Steve Jobs, just a few years after single-handedly shattering the music industry's sclerotic business model with the iPod and iTunes, has taken his revolution to the frumpy book-selling business with the iPad and an audacious new pricing model.
But revolutions always create enemies, and Amazon and Apple are squaring off for what is sure to be an entertaining clash of both technology and the legendary wills of their CEOs. And at this point, I can predict a winner with tremendous certainty: the consumer, the very same victor in the earlier donnybrook between Jobs and the glacial-paced music industry.
In much the same way that various desperate characters in "Casablanca" attempted to beg, buy, or steal salvation from Humphrey Bogart's Rick in the form of the exit visas he possessed, staid book sellersfor whom the introduction of the paperback was an almost life-threatening experienceare now rushing to secure favor with Jobs and Apple in the hope of not being left behind in what they are coming to view as the desolate pre-E-reader world.

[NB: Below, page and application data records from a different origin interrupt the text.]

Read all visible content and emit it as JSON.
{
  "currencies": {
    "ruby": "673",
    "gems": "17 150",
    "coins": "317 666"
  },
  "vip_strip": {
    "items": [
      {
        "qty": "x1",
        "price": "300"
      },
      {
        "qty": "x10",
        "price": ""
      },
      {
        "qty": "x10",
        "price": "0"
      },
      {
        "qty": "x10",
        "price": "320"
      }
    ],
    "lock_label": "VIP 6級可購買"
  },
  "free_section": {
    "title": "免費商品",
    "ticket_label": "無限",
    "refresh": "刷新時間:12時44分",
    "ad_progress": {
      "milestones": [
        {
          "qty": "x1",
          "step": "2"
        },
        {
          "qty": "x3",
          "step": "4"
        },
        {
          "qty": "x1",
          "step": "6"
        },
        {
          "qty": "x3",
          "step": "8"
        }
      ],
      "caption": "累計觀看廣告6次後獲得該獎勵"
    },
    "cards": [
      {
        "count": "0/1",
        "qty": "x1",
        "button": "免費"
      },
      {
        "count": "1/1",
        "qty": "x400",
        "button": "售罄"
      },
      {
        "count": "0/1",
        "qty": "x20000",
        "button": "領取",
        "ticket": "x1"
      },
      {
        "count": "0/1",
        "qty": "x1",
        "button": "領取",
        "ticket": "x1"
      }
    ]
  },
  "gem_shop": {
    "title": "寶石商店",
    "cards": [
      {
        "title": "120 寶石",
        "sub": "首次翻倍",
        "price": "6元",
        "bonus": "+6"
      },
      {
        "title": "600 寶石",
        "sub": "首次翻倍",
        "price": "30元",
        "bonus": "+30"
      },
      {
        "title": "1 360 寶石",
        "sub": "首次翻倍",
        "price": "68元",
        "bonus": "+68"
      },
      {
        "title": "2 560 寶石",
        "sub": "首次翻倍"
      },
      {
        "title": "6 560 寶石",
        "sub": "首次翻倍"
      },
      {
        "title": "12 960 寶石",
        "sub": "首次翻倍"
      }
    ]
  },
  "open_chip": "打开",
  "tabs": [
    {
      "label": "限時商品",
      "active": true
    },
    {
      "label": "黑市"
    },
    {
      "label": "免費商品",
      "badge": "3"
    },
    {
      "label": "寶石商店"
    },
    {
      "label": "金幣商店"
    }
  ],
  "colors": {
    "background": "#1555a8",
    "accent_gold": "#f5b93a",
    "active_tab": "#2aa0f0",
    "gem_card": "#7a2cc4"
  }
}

The Wall Street Journal has a terrific story about that upheaval, and here's a sample from the article, which should be must-reading for every executive whose responsibility has anything even remotely to do with technology:
Aware of the threat, Amazon has been on its own offensive. In series of meetings in New York last week, the online behemoth made it clear to publishers that it is opposed to the Apple pricing model, according to people familiar with the situation. "This is as intense a situation as the industry has ever had," said one publisher.
It's pretty juicy stuff: for decades, booksellers exercised iron-fisted control over how and when consumers could sample their precious products. For example, Manhattan's former high-end bookstores along Fifth Ave. were the too-too outlets where only the best authors' wares were offered and the only pricing strategy was this: full. (Oh yesI say "former" because they are all long, long gone, sucked deep into the tar pit that relentlessly summons businesses more concerned with preserving their past than with creating their future.)
It's exactly what Jobs did with (to?) the music industry: armed affluent and eager consumers with superb technology for consuming the industry's products, knowing full well that the industry itself was totally unequipped to play on the new tech-dominated field Jobs had established. And as the titans of the music business, already reeling from the kneecapping they'd received from Napster and other P2P guerillas, tried to grasp the possibility that a format beyond the CD was possible, Jobs offered them safety from the guerillas, protection from the unknown, and even a split of the revenue from the products and intellectual capital that the music kingpins themselves had held in a stranglehold for so long.
All they had to do was embrace Jobs' utterly brilliantand utterly unprecedented and outlandishiTunes format and business model. I can imagine that as the music honchos, with quivering hand, were about to sign the contract, they looked up at Jobs at the last second and stammered, "Is it o-okay if we k-keep selling a f-few CDs and 8-t-tracks, StevI mean, Mr. Jobs?"
And I'm sure he looked away and flipped his hand dismissively before saying, "Whatever." And the music business entered a dizzyingly fast-paced phase of innovation and growth unlike anything itor most other industrieshad ever seen.
Now, with the iPad in his hand and the music-industry lessons all too fresh in book-publishers' minds, Jobs is set to torpedo the stuffy ways of the book business. Here's how Jeffrey A. Trachtenberg describes it in his excellent piece in the Journal, headlined, "Apple Tablet Portends Rewrite For Publishers":